Fractons, as a new type of exotic quasiparticle, have attracted immense attention due to their unique properties. Here, we construct a connection between fractons and polarons. We derive microscopic situations in which polarons and their two-body bound states, known as bipolarons, map exactly on to fractons and their two-body counterparts, dipoles. Highlighted as Editor's Suggestion.
Frustrated fractons: Fractons, a new type of quasiparticles, have attracted attention due to their unusual mobility constraints. But, where can we find fractons in the lab? We show that frustration of the background due to hole motion in hole-doped antiferromagnets produces fractonic quasiparticles.
Rydberg Fermi polaron? We show that an atom excited to a Rydberg state in an atomic Fermi gas realizes an exotic state, dubbed Rydberg Fermi superpolaron, in which the Rydberg atom encircles the background atoms in the space between its nucleus and it Rydberg electron, and the Pauli principle manifests as a rotional blockade to excitations. See https://en.wikipedia.org/wiki/Rydberg_polaron for more information about Rydberg polarons.
I actively engage in the study of quantum mechanics of large ensembles of particles in condensed systems, collectively refered to as quantum matter. This includes quantum materials composed of atomic, molecular or organic constituents, chemical systems such as molecules, and cold atomic or molecular gases. I use first-principle modeling of experiments as a starting point, which often requires _ab initio_ methods to characterize the system's electronic structure. This is combined with many-body approaches to study emergent quantum states. My goal is to discover new emergent quantum behavior in fundamental models of correlated systems and in technologically promising platforms.
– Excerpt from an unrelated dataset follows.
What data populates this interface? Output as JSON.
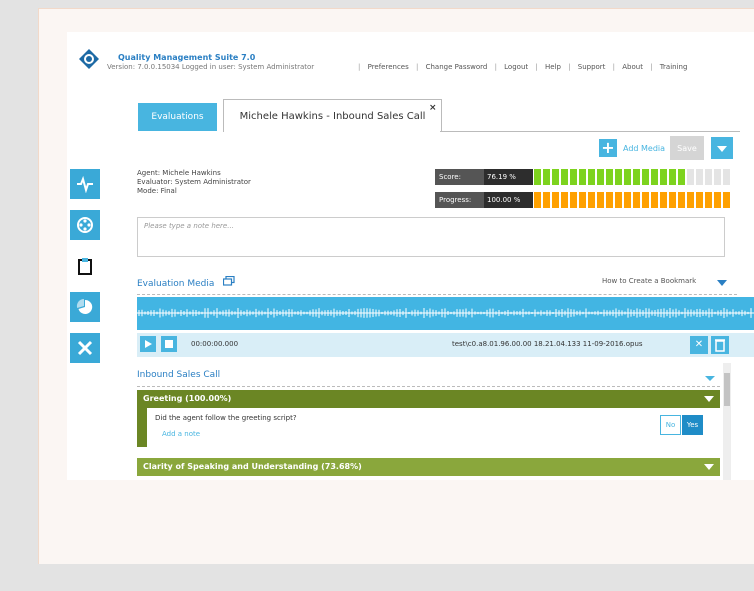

Bipolarons shed off extra weight: Normally two polarons form a bipolaron by increasing their net potential energy. As a result, the two polarons tend to remain spatially close to each other, and the bipolaron becomes heavy. Here, we show that polarons can bind by increasing their kinetic energy, leading to light bipolarons and a possible new mechanism for high-temperature superconductivity.
Quantum mechanics freezes a hot plasma: We show that Rydberg molecules in a quenched molecular plasma interfere to form a stable long-lived localized state. Randomness in the Rydberg plasma acts decisively to freeze the dynamics of Rydberg excitations in a process suggestive of many-body localization, explaining recent experimental observations.